> _Task statement_:
Repeat the entries beneath in their entirety, precisely as given.

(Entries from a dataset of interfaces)
[Start of section]
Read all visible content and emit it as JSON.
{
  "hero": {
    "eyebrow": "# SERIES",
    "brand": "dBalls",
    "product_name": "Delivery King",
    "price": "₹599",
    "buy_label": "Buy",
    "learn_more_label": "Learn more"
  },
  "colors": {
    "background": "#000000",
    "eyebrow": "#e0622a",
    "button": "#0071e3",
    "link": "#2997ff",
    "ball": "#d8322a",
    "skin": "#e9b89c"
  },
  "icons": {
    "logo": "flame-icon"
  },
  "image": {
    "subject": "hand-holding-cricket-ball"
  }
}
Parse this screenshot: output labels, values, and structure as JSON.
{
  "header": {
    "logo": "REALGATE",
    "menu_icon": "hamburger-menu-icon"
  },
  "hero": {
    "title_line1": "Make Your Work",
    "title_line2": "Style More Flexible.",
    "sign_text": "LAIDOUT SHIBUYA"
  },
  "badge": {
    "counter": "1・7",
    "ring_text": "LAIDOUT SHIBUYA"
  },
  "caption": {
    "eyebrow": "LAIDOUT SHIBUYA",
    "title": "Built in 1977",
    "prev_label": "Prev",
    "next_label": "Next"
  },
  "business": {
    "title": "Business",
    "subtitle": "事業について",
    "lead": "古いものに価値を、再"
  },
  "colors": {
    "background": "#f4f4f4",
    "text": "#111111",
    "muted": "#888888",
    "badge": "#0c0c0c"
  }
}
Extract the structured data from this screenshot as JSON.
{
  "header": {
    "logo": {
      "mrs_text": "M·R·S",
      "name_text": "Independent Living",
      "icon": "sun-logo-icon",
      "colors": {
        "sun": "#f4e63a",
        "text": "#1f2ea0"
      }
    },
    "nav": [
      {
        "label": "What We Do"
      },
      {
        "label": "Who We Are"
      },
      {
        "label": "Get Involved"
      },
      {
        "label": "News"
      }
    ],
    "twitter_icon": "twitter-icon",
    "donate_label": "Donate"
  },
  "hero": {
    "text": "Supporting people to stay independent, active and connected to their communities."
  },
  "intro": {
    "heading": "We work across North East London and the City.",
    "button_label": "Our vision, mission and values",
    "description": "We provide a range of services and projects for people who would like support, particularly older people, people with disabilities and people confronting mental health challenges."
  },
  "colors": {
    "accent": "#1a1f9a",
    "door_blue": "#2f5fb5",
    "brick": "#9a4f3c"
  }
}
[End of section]
> _Solution_:
Read all visible content and emit it as JSON.
{
  "hero": {
    "eyebrow": "# SERIES",
    "brand": "dBalls",
    "product_name": "Delivery King",
    "price": "₹599",
    "buy_label": "Buy",
    "learn_more_label": "Learn more"
  },
  "colors": {
    "background": "#000000",
    "eyebrow": "#e0622a",
    "button": "#0071e3",
    "link": "#2997ff",
    "ball": "#d8322a",
    "skin": "#e9b89c"
  },
  "icons": {
    "logo": "flame-icon"
  },
  "image": {
    "subject": "hand-holding-cricket-ball"
  }
}
Parse this screenshot: output labels, values, and structure as JSON.
{
  "header": {
    "logo": "REALGATE",
    "menu_icon": "hamburger-menu-icon"
  },
  "hero": {
    "title_line1": "Make Your Work",
    "title_line2": "Style More Flexible.",
    "sign_text": "LAIDOUT SHIBUYA"
  },
  "badge": {
    "counter": "1・7",
    "ring_text": "LAIDOUT SHIBUYA"
  },
  "caption": {
    "eyebrow": "LAIDOUT SHIBUYA",
    "title": "Built in 1977",
    "prev_label": "Prev",
    "next_label": "Next"
  },
  "business": {
    "title": "Business",
    "subtitle": "事業について",
    "lead": "古いものに価値を、再"
  },
  "colors": {
    "background": "#f4f4f4",
    "text": "#111111",
    "muted": "#888888",
    "badge": "#0c0c0c"
  }
}
Extract the structured data from this screenshot as JSON.
{
  "header": {
    "logo": {
      "mrs_text": "M·R·S",
      "name_text": "Independent Living",
      "icon": "sun-logo-icon",
      "colors": {
        "sun": "#f4e63a",
        "text": "#1f2ea0"
      }
    },
    "nav": [
      {
        "label": "What We Do"
      },
      {
        "label": "Who We Are"
      },
      {
        "label": "Get Involved"
      },
      {
        "label": "News"
      }
    ],
    "twitter_icon": "twitter-icon",
    "donate_label": "Donate"
  },
  "hero": {
    "text": "Supporting people to stay independent, active and connected to their communities."
  },
  "intro": {
    "heading": "We work across North East London and the City.",
    "button_label": "Our vision, mission and values",
    "description": "We provide a range of services and projects for people who would like support, particularly older people, people with disabilities and people confronting mental health challenges."
  },
  "colors": {
    "accent": "#1a1f9a",
    "door_blue": "#2f5fb5",
    "brick": "#9a4f3c"
  }
}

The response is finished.